Destined for Korean supermarkets, the mango variety set to be exported is the Keo Romeat, a long, thin fruit with a balanced sweetness and smooth texture.

Hyundai Agro partnered with local grower, Mao Legacy, to plant mangoes on 2,400 hectares in Kampong Speu province, in Central Cambodia.

While that plantation matures, the company will source a further 3,800 tonnes from 23 other growers located in Kampong Speu and Kapot provinces.

Lee said it was important to source other local fruit to be able to ensure supply.

“We will send mangoes to Korea from our own farm and through contracted farming, because we have to send volumes every day, so we need many farms to boost our supply,” he noted.

The fruit will be managed at the company’s three-hectare processing facility in Kampong Speu’s Phnom Srouch district.

The first commercial consignment comes after the South Korean government approved Hyundai Agro’s trade application in November 2019.

Some fruit will travel via airfreight, but much of it will be shipped, a method that Lee said would take six days.

“We have a lot of experience and technical know-how to send produce by ship. It would take six days to reach the destination and we can maintain the fruit’s freshness,” Lee said in October 2019.

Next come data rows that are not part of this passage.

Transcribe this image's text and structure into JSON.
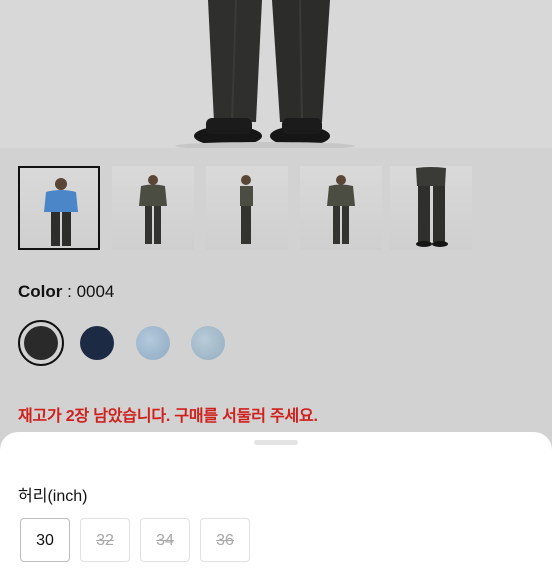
{
  "product": {
    "color_label": "Color",
    "color_separator": " : ",
    "color_value": "0004",
    "swatches": [
      {
        "name": "black",
        "hex": "#2a2a2a",
        "selected": true
      },
      {
        "name": "navy",
        "hex": "#1c2a44",
        "selected": false
      },
      {
        "name": "light-wash",
        "hex": "#9fb8d0",
        "selected": false
      },
      {
        "name": "light-wash-2",
        "hex": "#a6bccb",
        "selected": false
      }
    ],
    "stock_message": "재고가 2장 남았습니다. 구매를 서둘러 주세요."
  },
  "thumbnails": [
    {
      "name": "front-blue-tee",
      "active": true
    },
    {
      "name": "front-dark-tee",
      "active": false
    },
    {
      "name": "side-view",
      "active": false
    },
    {
      "name": "front-view-2",
      "active": false
    },
    {
      "name": "lower-body-view",
      "active": false
    }
  ],
  "size_sheet": {
    "title": "허리(inch)",
    "sizes": [
      {
        "label": "30",
        "available": true
      },
      {
        "label": "32",
        "available": false
      },
      {
        "label": "34",
        "available": false
      },
      {
        "label": "36",
        "available": false
      }
    ]
  },
  "colors": {
    "alert_red": "#d0201c",
    "background": "#d2d2d2",
    "sheet": "#ffffff"
  }
}
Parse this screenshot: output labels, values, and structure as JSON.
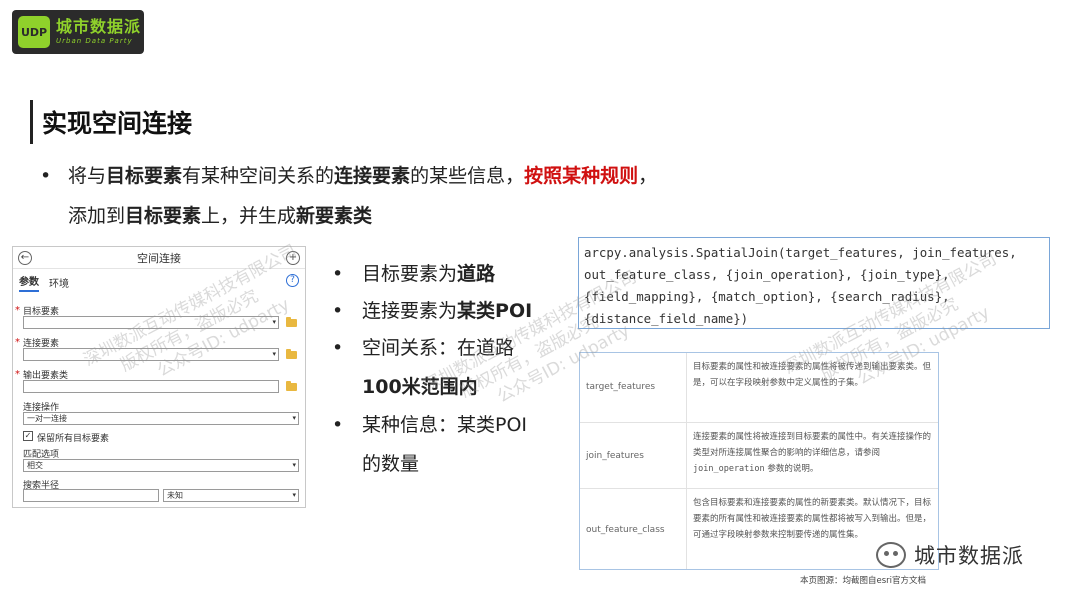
{
  "logo": {
    "cn": "城市数据派",
    "en": "Urban Data Party",
    "mark": "UDP"
  },
  "title": "实现空间连接",
  "intro": {
    "bullet": "•",
    "l1_a": "将与",
    "l1_b": "目标要素",
    "l1_c": "有某种空间关系的",
    "l1_d": "连接要素",
    "l1_e": "的某些信息，",
    "l1_f": "按照某种规则",
    "l1_g": "，",
    "l2_a": "添加到",
    "l2_b": "目标要素",
    "l2_c": "上，并生成",
    "l2_d": "新要素类"
  },
  "dialog": {
    "title": "空间连接",
    "tabs": [
      "参数",
      "环境"
    ],
    "help": "?",
    "required_mark": "*",
    "target_label": "目标要素",
    "join_label": "连接要素",
    "output_label": "输出要素类",
    "operation_label": "连接操作",
    "operation_value": "一对一连接",
    "keep_label": "保留所有目标要素",
    "keep_check": "✓",
    "match_label": "匹配选项",
    "match_value": "相交",
    "radius_label": "搜索半径",
    "radius_unit": "未知",
    "dropdown_arrow": "▾",
    "back_icon": "←",
    "add_icon": "+"
  },
  "points": {
    "bullet": "•",
    "p1_a": "目标要素为",
    "p1_b": "道路",
    "p2_a": "连接要素为",
    "p2_b": "某类POI",
    "p3_a": "空间关系：在道路",
    "p3_b": "100米范围内",
    "p4_a": "某种信息：某类POI",
    "p4_b": "的数量"
  },
  "code": "arcpy.analysis.SpatialJoin(target_features, join_features,\nout_feature_class, {join_operation}, {join_type},\n{field_mapping}, {match_option}, {search_radius},\n{distance_field_name})",
  "params": [
    {
      "name": "target_features",
      "desc": "目标要素的属性和被连接要素的属性将被传递到输出要素类。但是，可以在字段映射参数中定义属性的子集。"
    },
    {
      "name": "join_features",
      "desc_a": "连接要素的属性将被连接到目标要素的属性中。有关连接操作的类型对所连接属性聚合的影响的详细信息，请参阅 ",
      "desc_code": "join_operation",
      "desc_b": " 参数的说明。"
    },
    {
      "name": "out_feature_class",
      "desc": "包含目标要素和连接要素的属性的新要素类。默认情况下，目标要素的所有属性和被连接要素的属性都将被写入到输出。但是，可通过字段映射参数来控制要传递的属性集。"
    }
  ],
  "watermark": {
    "l1": "深圳数派互动传媒科技有限公司",
    "l2": "版权所有，盗版必究",
    "l3": "公众号ID: udparty"
  },
  "brand": "城市数据派",
  "source": "本页图源：均截图自esri官方文档",
  "colors": {
    "accent_red": "#d01010",
    "logo_green": "#8fd12b",
    "tab_blue": "#2e6fd6",
    "code_border": "#7aa6d8"
  }
}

Cambodia’s Ministry of Agriculture, Forestry and Fisheries (MAFF) has stated that the potential for mangoes to reach more markets on a large scale is present, but reliant on investment to build sterilisation facilities and process factories.

Ngin Chhay, director-general of the general directorate of agriculture at MAFF, told Khmer Timesmangoes could become one of the country’s main agricultural products for export.

“The government is working to explore China as a potential market,” said Chhay.

“Many Chinese companies from Hunan and Hainan provinces intend to invest in building sterilisation factories in Cambodia for the export of mangoes to China.

“We hope private investment companies will build the sterilising factories, with a capacity of about 1,000 tonnes to 2,000 tonnes per day for export,” he added.

Chhay said Chinese experts will visit and conduct inspections of mango farms in Cambodia before approving the export of Cambodian mangoes to China.